** Supplied data **

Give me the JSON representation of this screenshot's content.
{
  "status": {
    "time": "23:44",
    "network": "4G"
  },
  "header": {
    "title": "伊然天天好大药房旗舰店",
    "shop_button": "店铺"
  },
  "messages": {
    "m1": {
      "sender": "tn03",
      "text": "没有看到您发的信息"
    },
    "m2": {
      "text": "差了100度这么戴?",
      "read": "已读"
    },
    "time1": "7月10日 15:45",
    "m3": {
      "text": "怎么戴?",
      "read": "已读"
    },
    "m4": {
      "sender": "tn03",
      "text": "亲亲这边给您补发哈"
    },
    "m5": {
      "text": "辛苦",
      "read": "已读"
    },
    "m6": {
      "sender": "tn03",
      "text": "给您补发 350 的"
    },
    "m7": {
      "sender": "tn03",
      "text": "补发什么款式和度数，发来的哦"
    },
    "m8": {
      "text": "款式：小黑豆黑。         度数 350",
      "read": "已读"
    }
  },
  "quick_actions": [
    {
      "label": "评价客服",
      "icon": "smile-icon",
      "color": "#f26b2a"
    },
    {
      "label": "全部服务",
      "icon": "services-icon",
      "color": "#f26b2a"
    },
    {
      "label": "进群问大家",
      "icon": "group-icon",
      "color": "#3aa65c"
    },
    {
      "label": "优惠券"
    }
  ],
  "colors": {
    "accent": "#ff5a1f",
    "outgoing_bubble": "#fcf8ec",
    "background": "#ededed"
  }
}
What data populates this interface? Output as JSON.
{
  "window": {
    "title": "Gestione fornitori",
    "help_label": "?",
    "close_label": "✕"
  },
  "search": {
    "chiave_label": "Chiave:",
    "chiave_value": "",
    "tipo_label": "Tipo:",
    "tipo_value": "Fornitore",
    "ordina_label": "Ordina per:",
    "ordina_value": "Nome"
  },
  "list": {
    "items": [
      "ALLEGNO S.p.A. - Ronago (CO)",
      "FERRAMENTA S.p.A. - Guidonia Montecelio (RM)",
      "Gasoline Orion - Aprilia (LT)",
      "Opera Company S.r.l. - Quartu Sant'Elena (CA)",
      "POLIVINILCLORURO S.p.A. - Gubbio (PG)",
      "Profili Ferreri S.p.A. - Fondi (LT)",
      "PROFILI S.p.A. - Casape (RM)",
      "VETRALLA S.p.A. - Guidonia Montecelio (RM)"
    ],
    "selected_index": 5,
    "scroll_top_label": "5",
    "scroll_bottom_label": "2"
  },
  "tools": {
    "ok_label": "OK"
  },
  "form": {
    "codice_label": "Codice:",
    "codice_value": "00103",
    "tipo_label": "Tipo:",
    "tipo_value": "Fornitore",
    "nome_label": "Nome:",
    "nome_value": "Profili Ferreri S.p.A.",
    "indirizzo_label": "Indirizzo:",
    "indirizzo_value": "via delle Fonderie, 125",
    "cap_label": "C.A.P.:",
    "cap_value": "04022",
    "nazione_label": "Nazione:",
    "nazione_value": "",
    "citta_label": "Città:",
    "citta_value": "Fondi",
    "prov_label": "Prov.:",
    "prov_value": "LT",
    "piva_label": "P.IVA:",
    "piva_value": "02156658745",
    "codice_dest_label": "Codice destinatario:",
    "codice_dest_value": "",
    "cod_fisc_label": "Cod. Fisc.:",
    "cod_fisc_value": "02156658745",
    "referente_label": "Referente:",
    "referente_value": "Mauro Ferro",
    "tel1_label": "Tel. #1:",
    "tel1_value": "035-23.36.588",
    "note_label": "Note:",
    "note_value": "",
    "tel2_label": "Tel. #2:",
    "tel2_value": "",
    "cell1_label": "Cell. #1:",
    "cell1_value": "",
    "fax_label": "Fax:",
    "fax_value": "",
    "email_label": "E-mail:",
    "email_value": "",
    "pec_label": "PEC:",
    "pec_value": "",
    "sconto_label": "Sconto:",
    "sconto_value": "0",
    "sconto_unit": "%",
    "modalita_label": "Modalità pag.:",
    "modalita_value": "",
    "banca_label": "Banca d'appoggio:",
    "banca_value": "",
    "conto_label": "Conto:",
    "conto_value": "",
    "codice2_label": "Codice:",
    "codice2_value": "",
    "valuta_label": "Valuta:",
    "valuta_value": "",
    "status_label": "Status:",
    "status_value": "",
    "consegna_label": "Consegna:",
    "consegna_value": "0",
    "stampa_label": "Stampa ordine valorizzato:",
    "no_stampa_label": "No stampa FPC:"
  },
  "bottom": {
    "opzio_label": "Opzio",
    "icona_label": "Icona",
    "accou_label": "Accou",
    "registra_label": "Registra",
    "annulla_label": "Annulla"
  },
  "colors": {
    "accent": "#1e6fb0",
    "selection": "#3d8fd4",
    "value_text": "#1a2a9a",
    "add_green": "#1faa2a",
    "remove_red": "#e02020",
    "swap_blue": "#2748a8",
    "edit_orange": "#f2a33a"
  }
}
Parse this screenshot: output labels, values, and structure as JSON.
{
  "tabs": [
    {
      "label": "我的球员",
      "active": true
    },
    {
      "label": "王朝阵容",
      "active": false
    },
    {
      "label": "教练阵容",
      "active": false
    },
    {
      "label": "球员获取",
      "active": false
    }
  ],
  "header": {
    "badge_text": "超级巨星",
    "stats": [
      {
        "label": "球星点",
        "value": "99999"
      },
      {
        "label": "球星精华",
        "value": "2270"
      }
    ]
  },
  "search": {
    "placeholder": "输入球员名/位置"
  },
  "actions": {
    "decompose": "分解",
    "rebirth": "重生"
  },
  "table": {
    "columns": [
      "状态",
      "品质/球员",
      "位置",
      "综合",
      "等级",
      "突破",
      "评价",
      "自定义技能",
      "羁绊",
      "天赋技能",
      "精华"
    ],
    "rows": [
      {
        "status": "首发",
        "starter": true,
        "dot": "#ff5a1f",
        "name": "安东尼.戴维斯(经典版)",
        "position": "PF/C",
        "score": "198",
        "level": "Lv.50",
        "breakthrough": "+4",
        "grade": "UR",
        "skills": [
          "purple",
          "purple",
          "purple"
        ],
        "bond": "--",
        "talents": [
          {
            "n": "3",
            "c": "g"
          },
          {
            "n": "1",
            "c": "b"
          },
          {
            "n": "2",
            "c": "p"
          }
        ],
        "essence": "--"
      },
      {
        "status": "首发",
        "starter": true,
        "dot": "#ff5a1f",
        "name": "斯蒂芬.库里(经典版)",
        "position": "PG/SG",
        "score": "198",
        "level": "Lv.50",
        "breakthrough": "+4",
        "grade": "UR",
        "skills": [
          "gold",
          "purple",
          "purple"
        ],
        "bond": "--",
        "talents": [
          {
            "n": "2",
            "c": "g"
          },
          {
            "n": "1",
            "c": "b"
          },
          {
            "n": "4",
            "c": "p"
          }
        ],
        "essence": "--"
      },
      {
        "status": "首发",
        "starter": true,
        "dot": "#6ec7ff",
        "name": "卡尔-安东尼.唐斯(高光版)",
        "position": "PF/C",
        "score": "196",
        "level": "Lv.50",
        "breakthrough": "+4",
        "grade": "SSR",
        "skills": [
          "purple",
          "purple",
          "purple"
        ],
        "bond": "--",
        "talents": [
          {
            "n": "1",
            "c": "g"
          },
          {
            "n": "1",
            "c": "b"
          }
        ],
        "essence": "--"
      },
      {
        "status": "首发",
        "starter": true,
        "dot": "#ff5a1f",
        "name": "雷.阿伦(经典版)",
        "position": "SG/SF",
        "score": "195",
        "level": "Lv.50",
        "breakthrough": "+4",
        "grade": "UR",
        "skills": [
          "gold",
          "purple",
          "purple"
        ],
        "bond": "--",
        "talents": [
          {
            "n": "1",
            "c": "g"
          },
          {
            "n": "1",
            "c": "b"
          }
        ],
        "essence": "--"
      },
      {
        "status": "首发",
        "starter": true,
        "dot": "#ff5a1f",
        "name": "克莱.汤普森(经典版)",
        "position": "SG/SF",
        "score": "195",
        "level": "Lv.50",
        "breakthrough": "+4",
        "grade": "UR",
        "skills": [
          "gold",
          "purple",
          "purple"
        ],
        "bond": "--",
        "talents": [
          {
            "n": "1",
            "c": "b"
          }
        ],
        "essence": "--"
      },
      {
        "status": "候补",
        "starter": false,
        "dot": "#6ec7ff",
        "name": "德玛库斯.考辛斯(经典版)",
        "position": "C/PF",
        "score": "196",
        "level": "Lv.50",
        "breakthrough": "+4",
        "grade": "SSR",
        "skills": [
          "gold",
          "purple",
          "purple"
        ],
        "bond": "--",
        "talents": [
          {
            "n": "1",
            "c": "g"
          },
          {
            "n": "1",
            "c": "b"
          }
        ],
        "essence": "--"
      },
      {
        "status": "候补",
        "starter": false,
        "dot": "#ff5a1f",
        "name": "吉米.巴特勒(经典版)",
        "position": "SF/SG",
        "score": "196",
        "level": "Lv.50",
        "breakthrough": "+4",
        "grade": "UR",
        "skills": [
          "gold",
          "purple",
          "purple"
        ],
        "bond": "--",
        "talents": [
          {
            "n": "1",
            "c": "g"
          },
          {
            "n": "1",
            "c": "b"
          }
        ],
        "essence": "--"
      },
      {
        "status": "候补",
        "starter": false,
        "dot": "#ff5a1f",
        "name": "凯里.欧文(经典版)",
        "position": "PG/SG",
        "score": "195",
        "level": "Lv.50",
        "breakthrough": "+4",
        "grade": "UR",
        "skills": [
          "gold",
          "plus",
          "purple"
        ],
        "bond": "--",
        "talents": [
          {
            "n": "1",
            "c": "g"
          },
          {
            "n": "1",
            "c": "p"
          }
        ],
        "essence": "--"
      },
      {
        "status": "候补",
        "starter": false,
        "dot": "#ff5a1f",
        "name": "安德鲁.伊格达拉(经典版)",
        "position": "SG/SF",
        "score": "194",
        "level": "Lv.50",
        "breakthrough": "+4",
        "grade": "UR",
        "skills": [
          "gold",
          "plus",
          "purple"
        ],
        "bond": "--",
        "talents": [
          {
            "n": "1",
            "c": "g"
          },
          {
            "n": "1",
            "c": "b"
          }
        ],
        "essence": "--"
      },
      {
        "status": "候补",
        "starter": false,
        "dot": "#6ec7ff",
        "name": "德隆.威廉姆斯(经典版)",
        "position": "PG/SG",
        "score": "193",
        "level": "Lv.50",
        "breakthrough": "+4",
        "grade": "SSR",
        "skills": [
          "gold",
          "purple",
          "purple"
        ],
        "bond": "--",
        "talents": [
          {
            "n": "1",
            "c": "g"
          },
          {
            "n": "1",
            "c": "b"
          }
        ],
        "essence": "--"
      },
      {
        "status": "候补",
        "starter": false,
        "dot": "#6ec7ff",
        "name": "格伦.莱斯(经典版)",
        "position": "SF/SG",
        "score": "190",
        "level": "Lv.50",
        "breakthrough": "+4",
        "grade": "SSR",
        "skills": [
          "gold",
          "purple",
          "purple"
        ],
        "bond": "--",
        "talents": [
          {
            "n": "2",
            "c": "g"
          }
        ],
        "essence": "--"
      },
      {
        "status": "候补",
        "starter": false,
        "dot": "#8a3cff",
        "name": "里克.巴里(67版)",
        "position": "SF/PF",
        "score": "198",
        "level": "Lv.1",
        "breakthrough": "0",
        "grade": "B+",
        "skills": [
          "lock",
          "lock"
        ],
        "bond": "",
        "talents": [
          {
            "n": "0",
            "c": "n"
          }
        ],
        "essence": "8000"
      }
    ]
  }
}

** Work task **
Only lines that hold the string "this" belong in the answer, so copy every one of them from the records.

** Expected answer **
Give me the JSON representation of this screenshot's content.
What data populates this interface? Output as JSON.
Parse this screenshot: output labels, values, and structure as JSON.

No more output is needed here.